observed evidence collected pursuant Section 5.E.iv.
evidence from plans requested by the surveyor and obtained from utility companies, or provided by client (with reference as to the sources of information), and
markings requested by the surveyor pursuant to an 811 utility locate or similar request.
Representative examples of such utilities include, but are not limited to:
Manholes, catch basins, valve vaults and other surface indications of subterranean uses;
Wires and cables (including their function, if readily identifiable) crossing the surveyed property, and all poles on or within ten feet of the surveyed property. Without expressing a legal opinion as to the ownership or nature of the potential encroachment, the dimensions of all encroaching utility pole crossmembers or overhangs; and

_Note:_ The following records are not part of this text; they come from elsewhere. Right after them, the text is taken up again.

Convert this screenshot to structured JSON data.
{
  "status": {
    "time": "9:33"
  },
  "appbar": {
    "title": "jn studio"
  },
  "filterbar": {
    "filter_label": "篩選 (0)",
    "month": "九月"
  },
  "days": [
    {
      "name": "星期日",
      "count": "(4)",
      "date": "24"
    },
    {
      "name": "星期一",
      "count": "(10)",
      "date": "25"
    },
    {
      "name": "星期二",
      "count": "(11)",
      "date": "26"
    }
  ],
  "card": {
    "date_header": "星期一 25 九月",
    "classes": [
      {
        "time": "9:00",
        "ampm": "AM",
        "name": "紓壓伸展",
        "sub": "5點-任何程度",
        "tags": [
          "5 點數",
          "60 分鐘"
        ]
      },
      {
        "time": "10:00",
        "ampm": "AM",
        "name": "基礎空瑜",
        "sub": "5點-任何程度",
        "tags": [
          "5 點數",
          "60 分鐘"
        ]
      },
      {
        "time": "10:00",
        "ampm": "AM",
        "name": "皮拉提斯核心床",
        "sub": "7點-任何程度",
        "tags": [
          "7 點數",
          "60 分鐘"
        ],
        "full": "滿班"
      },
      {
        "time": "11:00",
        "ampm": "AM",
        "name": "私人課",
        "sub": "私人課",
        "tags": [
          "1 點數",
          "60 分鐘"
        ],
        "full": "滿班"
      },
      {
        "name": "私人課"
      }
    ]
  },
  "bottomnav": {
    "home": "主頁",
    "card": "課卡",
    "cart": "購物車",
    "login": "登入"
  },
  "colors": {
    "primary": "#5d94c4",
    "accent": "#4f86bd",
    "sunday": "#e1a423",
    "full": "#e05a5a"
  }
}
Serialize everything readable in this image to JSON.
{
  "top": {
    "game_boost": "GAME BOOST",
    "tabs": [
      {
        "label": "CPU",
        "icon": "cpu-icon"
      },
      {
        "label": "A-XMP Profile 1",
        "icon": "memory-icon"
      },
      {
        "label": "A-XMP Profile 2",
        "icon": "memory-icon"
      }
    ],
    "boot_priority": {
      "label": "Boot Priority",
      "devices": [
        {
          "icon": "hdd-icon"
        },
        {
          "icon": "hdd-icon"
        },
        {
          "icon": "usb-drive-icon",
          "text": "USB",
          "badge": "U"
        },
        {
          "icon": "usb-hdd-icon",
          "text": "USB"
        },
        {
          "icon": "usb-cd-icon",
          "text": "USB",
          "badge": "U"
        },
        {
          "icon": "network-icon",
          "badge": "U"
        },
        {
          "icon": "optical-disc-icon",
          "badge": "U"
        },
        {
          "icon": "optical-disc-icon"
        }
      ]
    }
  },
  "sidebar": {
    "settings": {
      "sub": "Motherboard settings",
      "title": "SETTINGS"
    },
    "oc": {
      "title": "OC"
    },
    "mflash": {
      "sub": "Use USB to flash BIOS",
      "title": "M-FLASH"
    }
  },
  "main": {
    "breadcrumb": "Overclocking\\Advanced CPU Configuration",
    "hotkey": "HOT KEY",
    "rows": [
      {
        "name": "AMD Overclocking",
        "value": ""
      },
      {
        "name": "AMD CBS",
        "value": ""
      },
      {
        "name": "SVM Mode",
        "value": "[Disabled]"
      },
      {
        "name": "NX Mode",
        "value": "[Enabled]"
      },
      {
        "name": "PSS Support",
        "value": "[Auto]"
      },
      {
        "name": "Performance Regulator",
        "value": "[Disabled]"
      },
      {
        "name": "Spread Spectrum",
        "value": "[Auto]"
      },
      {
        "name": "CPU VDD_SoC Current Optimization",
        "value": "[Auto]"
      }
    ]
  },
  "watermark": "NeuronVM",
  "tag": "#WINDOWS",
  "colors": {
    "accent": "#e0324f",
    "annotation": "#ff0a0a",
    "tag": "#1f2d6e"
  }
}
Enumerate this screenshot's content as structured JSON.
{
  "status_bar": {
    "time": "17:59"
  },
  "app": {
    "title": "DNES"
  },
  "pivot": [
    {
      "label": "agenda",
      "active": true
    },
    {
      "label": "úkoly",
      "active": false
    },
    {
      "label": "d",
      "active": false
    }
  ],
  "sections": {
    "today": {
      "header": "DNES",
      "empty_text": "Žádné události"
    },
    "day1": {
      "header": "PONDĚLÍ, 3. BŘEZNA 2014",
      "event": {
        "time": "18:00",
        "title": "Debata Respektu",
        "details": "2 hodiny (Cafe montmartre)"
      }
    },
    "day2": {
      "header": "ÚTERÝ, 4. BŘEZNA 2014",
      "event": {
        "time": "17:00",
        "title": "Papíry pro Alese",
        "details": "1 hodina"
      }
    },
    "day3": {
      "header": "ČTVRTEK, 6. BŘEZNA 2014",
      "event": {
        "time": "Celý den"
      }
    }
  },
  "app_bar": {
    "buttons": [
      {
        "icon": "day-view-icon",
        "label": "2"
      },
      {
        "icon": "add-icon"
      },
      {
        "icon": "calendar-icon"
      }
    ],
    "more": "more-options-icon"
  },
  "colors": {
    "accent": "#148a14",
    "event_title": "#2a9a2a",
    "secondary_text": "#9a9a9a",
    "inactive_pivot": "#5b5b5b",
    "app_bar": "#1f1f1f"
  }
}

Utility company installations on the surveyed property.
Note to the client, insurer, and lender – With regards to Table A, item 11, source information from plans and marking will be combined with observed evidence of utilities pursuant to Section 5.E.iv to develop a view of the underground utilities. However, lacking excavation, the exact location of underground features cannot be accurately, completely, and reliably depicted. In addition, in some jurisdictions, 811 or other similar utility locate requests from surveyors may be ignored or result in an incomplete response, in which case the surveyor shall note on the plat or map how this affected the surveyor’s assessment of the location of the utilities. Where additional or more detailed information is required, the client is advised that excavation and/or a private utility locate request may be necessary.
(15) Rectified orthophotography, photogrammetric mapping, remote sensing, airborne/mobile laser scanning and other similar products, tools or technologies as the basis for the showing the location of certain features (excluding boundaries) where ground measurements are not otherwise necessary to locate those features to an appropriate and acceptable accuracy relative to a nearby boundary. The surveyor shall (a) discuss the ramifications of such methodologies (e.g., the potential precision and completeness of the date gathered thereby) with the insurer, lender, and client prior to the performance of the survey, and (b) place a note on the face of the survey explaining the source, date, precision, and other relevant qualifications of any such data.